Aker Solutions has won a long-term contract that could be worth up to $1.9billion to build and operate an entirely new type of semi-submersible drilling rig that Statoil says will make an “important contribution” to raising recovery rates from existing North Sea oil and gas fields and slashing well intervention costs.
Expectation is that the novel rig will enter service in 2015.
In cooperation with its supply chain, Statoil has developed a rig and well control system specially adapted to carry out well intervention and drilling operations in existing subsea wells.
The so-called category B rig with associated integrated services is expected to reduce operating costs for well intervention by as much as 40%. This is a huge reduction and offers the potential to significantly lift recovery levels from fields where Statoil has an interest.
This is the third new type of drilling rig design launched on to the marketplace by the semi-state-owned Norwegian petroleum company of late.
A number of category D semi-submersibles are already on order through Songa Offshore, while tendering for at least two category J jack-ups is expected to start mid-year.
Tendering for the category B design started in 2010 and was extended in March last year.
Category B, is designed and equipped for the “industrialisation” of drilling and intervention services in existing production wells and represents a new sort of service. According to Statoil, this new design slots into a space between light intervention vessels (category A) and conventional rigs (category C).
Traditional drilling rigs are not considered efficient enough for well intervention purposes.
It is an important piece of Statoil’s rig strategy, which appears increasingly based on tailored vessels and rigs for various operations.
“This will be a very important part of the toolbox for increased recovery on the Norwegian continental shelf, making it possible to produce oil and gas that otherwise would be lost,” said Statoil technology, projects and drilling VP, Margareth Øvrum. “The category B rig is the result of long-term, targeted technology development to increase subsea well recovery rates.”
Only Petrobras currently eclipses Statoil in its ambition to build a fleet of high-tech, efficient offshore drilling rigs, and many of those will have Norwegian involvement.
All other oil majors appear content to hire what drilling contractors offer, though they frequently influence the manner in which new units are kitted out during build and prior to going on to long-term contracts.
This latest order assures Norway’s position as a global leader in the design, build and operation of sophisticated offshore rigs.
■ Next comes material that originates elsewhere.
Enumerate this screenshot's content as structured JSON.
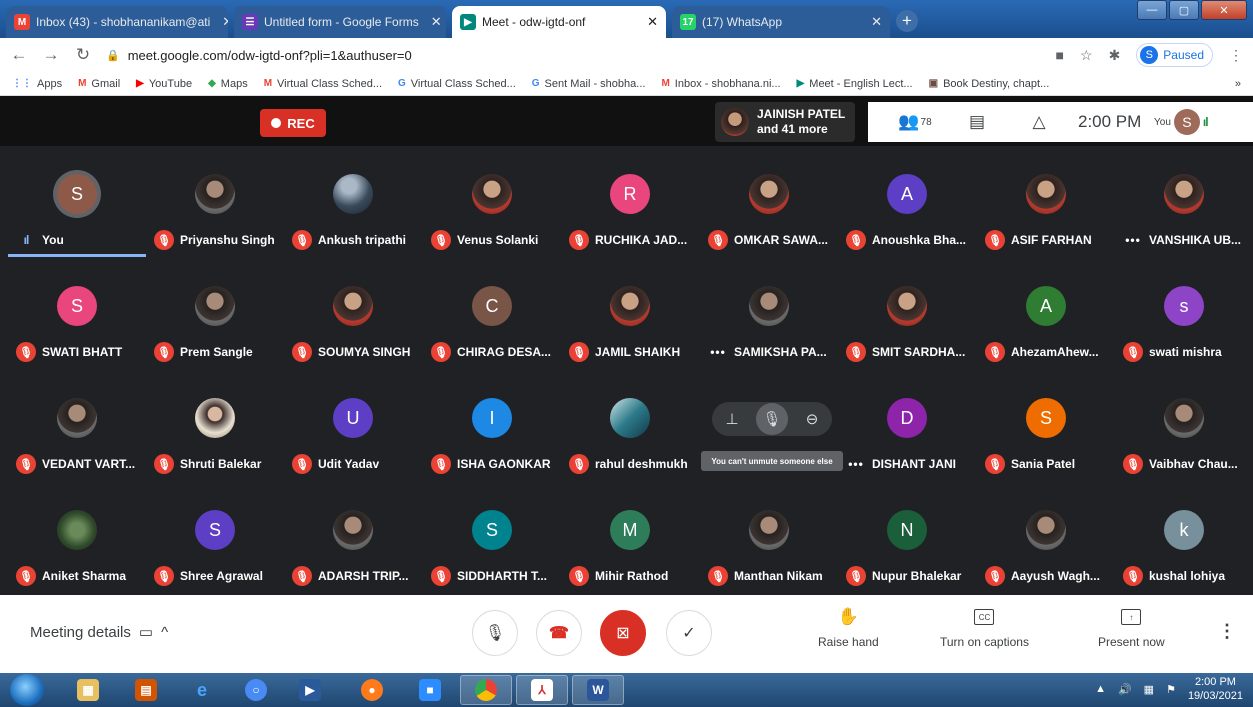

This tiny country now challenges the pre-eminence of the US in this market. The UK barely figures in this market.
The Aker Solutions Category B contract will run for eight years, with options for three times two years. In addition to rig rental, the contract also includes rental of the necessary equipment and services to carry out well intervention, sidetrack drilling, ROV (remotely operated vehicle) operations, well testing and cementing.
The category B design with integrated services is based on Aker Solutions own studies with a background in Statoil specifications. The rig type is designed for year-round well servicing and will be capable of a number of different types of well interventions using wireline and coiled tubing operations.
It has also been designed to carry out sidetrack drilling from production tubing (through tubing drilling – TTD) in a manner that allows simultaneous production from both the new sidetrack and existing production tubing. The well services are conducted through existing subsea Christmas trees.
The key to maintaining the current production level on the Norwegian Continental shelf (NCS) is increased recovery from existing fields, along with the development of new fields. Increasing drilling activity on mature fields is important in order to achieve the NCS’ full potential. Unlike the more mature UK sector where fiscal mismanagement has contributed to plummeting output, Norwegian oil production is now relatively flat after several years of moderate decline, while gas production continues to rise.
In Norway’s case and according to Ivar Aasheim, Statoil’s senior VP of field development, new and improved well service methods provide a substantial contribution to increased recovery on the NCS.
“Statoil currently operates around 500 subsea wells, and we need efficient tools to maintain these,” he said.
“Collaboration between many licences has been a precondition for establishing a long-term work programme. We therefore thank our licence partners for enabling us to realise the category B service together.”